FullGenomes.comIn 2013, FullGenomes began to offer Full Y-Chromosome sequencing. Their test offers 50 fold coverage, with a read length of 100. This is sufficient to cover most of the Y-chromosome SNPs, as well as over 400 STRs. As so much of the Y-chromosome is covered, this test offers an amazing opportunity for SNP discovery for both the Little Scottish Cluster as a whole, as well as for private SNPs for a specific lineage. As of November 13, 2013 only one Little Scottish Cluster member, Alex Williamson, is known to have taken the test.
For Alex's results, FullGenomes is reporting 292 "private" non-INDEL SNPs. These 292 SNPs come in 4 different levels of quality from 0 to 3 stars (*), with *** being the least reliable. The breakdown of the 292 SNPs is as follows:
|no *s||over 99%||10|
FullGenomes considers those with 0* or 1* as high quality, and reports that they have found 23 high quality private SNPs in the Y-DNA.
These new SNPs were named FGC3192 to FGC3214.
In terms of INDELs, they found 32 private INDELs of which 2 were high quality.
Some of the SNPs and INDELs found were also present in the 1000 genomes person NA12043. These SNPs were identified as follows:
There was one INDEL in this shared group as well:
The full set of SNP results can also be downloaded, P9UH4A.zip [675 kB].
FTDNA Big Y
This is a brand new test announced on Nov. 9, 2013. It will sequence about 10 million base pairs. Which is less than the FullGenomes test, but so is the cost. So far, as of Nov 29, 2013, we know of 4 LSC members who have ordered the test.
Why Order FullGenomes or the Big Y?

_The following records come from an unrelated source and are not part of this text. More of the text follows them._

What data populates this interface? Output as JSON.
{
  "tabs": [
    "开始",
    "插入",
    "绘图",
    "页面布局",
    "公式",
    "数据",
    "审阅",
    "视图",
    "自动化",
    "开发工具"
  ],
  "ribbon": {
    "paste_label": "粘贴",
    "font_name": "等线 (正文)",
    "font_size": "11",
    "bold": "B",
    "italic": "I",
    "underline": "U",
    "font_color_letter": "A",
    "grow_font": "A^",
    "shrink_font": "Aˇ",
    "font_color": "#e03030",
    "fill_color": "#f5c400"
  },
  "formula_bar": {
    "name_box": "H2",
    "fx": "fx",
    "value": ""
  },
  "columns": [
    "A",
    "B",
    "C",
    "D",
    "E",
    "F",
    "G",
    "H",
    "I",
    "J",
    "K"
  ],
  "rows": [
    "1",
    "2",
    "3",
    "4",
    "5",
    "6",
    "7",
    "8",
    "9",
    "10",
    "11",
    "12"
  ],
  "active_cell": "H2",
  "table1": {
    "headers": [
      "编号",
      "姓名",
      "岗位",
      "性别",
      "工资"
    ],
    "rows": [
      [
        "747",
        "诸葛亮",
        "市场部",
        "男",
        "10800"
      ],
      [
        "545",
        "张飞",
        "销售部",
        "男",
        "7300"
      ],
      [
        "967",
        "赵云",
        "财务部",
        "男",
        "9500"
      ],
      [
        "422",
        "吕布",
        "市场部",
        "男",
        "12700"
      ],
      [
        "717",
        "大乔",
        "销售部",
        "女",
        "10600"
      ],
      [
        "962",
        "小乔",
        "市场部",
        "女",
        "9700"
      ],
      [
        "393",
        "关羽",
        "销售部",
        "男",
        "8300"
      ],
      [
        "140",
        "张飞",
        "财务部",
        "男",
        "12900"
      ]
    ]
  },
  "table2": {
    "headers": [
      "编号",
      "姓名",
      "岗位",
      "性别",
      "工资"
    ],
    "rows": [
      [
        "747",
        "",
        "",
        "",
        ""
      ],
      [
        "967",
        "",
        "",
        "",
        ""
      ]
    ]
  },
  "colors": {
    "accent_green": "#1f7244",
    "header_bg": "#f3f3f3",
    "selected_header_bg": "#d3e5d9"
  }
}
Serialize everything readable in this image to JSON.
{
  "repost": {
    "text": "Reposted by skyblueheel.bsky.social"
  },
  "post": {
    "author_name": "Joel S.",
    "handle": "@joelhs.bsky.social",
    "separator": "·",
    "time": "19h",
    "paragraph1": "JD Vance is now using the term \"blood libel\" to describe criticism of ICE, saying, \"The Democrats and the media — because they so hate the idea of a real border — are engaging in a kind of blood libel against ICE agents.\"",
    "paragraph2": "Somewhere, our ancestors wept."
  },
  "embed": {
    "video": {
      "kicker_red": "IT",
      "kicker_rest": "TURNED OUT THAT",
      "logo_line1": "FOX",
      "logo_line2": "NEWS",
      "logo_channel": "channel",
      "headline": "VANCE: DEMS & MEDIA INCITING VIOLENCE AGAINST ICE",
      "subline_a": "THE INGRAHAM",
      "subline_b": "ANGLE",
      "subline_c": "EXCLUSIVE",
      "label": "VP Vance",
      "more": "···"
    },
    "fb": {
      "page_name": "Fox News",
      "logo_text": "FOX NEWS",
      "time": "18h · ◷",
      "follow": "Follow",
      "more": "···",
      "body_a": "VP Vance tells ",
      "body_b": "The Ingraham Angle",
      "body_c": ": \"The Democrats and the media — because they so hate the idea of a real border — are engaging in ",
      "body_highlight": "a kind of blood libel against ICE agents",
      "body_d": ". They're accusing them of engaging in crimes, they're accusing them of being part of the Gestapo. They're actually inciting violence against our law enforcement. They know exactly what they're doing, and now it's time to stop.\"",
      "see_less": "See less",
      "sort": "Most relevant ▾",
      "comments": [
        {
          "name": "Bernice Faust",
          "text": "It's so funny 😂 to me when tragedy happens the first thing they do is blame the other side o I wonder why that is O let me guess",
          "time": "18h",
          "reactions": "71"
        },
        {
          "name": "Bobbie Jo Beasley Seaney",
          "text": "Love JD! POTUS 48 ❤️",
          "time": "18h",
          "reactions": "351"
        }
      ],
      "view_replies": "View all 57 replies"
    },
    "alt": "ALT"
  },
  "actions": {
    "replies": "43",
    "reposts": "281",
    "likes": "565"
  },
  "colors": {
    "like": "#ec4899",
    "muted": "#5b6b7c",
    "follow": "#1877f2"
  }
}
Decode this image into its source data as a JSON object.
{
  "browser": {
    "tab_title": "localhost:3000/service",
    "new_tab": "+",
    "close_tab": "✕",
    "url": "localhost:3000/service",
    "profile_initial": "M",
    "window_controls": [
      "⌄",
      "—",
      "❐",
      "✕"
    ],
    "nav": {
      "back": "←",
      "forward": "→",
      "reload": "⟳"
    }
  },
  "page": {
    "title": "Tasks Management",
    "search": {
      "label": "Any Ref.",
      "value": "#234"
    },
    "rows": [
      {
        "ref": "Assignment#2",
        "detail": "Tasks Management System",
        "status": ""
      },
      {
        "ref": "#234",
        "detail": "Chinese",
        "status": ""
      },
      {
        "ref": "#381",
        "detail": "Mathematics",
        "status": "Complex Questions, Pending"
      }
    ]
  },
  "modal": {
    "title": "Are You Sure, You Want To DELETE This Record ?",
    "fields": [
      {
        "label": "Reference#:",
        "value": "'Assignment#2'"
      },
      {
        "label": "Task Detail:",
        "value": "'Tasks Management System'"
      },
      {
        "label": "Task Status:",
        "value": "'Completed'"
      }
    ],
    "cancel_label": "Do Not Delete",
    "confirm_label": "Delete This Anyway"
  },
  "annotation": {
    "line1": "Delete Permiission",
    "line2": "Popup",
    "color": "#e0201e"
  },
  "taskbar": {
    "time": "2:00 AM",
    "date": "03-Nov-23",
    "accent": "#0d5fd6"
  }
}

"Why not?" is the far easier question to answer. At $1250 for the FullGenomes test and $500 (going up to $700 in December, 2013) for FTDNA's Big Y, these are not cheap tests! If you can get past their price however, the reason is simple enough, SNP Discovery!
SNPs allow us to unambiguously divide up the the Y-tree with a certainty that is generally impossible with STRs. SNPs are already used to define the haplogroups. Further SNP discovery by members of the LSC, will allow us understand the relationship between the different families. Ultimately, given sufficient testing, they could even be used to divide up the branches on your own family tree!
The diagram below gives a rough overview of current state of SNPs for the LSC.
Tests like FullGenomes or the Big Y are necessary to discover new SNPs, but tests like Chromo2 or Geno2.0 can later be used to determine if a man is positive for those SNPs or not.
The FullGenomes test has already generated results. With the Big Y test, we are in uncharted waters. This is a brand new test, for which no one has seen any results. As such, I am somewhat reluctant to encourage anyone to order the test. Having recently had my own Y-DNA sequenced by FullGenomes.com I have some idea of the potential this test has. Both the FTDNA Big Y test, and the FullGenomes test utilize similar technology. If the Big Y can deliver even with the reduced cost, it will be a great test as well.